Wide use of the Internet is helping the process to break down the organizational silos and support the move to utility computing, he said. But it has also forced the companys IT groups to confront "cleanup and integration challenge" to bring existing applications into line with the utility computing vision.
But before doing this, IT and company management has to "know what the cost of repositioning those service and the business value of repositioning them," Terbush said.
Jon S. Stumpf, vice president and senior technology officer at New York-based American International Group, an insurance and financial services company, echoed the views of other IT executives that successfully implementing utility computing isnt a matter of developing new technology.
"Companies today already have the technology required to offer IT as a utility," Stumpf said. But more companies dont implement utility computing because they dont have their business processes documented or defined well enough to support it, he said.
For utility computing to work, the IT organization has to be able to react to clients demands nimbly, Stumpf said. "The time to deliver [processing] capacity is short—it must be near-real time or in real time" after its requested, or the potential benefits will quickly be lost, he said.
The processing capacity has to be in discrete units that are isolated from other resource consumption and wont affect other resource increments, Stumpf said. When a business unit no longer needs that processing capacity, it should be returned in the same increments and in the same time that it was delivered, he said.

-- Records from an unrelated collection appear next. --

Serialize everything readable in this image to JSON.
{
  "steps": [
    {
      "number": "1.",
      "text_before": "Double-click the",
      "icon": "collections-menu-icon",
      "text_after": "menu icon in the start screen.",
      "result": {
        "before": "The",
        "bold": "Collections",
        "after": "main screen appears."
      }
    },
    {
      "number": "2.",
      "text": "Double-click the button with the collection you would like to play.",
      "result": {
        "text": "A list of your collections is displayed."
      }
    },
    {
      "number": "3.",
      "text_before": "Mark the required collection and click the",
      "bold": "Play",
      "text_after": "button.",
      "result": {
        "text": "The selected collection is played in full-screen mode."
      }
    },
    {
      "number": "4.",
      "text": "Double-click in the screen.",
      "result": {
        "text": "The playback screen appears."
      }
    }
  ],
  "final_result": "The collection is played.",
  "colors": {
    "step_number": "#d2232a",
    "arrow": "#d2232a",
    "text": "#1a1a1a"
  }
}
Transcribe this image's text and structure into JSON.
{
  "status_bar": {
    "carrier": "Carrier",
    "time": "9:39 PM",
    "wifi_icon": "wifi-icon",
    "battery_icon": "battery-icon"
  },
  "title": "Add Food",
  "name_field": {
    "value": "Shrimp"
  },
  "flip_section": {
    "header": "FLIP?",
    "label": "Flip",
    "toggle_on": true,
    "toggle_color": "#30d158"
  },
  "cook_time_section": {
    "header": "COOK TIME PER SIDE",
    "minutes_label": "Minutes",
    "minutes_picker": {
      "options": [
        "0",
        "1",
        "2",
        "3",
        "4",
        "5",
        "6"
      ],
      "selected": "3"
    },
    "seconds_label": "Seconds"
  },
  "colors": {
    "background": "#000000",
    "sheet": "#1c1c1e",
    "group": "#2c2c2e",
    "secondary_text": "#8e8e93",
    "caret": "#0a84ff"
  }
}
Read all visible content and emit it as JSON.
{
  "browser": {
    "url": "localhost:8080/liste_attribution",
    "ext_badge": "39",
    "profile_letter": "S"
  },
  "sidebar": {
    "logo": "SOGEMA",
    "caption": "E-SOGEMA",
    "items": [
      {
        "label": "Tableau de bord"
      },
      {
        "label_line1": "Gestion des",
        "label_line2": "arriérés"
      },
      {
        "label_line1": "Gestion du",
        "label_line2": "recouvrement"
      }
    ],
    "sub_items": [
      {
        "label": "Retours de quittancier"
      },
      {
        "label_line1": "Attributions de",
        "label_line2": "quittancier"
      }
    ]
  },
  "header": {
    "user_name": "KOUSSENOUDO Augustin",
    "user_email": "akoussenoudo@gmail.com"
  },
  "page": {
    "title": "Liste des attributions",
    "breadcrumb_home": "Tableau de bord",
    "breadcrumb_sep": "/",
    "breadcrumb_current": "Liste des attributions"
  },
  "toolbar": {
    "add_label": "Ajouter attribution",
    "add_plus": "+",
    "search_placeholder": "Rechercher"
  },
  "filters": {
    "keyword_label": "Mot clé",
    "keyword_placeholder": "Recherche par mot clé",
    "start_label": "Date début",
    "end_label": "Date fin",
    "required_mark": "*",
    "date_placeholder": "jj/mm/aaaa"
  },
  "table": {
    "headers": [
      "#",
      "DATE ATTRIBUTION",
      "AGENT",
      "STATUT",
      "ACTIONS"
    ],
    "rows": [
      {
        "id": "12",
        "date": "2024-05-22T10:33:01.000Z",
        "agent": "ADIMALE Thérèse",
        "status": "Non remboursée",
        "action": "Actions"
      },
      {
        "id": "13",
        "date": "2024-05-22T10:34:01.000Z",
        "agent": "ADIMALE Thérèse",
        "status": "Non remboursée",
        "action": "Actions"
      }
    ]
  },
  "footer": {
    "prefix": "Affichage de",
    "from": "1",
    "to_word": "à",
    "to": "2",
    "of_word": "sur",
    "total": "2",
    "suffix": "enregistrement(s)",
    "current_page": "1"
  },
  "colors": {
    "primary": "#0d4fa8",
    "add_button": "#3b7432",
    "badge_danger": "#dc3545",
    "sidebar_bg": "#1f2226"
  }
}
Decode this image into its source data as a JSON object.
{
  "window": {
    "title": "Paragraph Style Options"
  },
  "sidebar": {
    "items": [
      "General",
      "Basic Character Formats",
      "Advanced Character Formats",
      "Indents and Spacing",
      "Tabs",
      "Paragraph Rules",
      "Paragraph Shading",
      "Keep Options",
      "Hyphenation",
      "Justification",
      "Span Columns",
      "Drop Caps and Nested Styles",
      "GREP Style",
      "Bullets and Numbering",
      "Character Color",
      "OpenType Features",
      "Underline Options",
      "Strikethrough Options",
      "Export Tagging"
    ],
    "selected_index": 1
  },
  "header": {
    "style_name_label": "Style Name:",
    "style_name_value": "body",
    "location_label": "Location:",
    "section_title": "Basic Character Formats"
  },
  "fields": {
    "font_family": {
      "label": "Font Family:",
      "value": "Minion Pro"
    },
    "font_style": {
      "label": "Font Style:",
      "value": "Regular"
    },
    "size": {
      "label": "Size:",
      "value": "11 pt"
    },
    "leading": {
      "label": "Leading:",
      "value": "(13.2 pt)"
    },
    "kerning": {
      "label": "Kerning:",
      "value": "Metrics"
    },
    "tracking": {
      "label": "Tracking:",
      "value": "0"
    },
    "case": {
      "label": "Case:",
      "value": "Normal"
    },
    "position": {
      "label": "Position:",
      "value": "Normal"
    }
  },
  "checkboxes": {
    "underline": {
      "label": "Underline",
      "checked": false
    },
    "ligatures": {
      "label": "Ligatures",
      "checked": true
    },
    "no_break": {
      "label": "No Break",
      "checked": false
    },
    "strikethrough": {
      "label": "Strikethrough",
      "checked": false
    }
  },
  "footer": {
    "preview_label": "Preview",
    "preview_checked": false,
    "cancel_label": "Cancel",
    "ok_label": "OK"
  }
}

Another essential factor, Stumpf said, is that capacity has to be readily measured in terms of terabytes of storage or number of processors. That way, it can more easily be priced, so business units can budget and pay for the services rendered.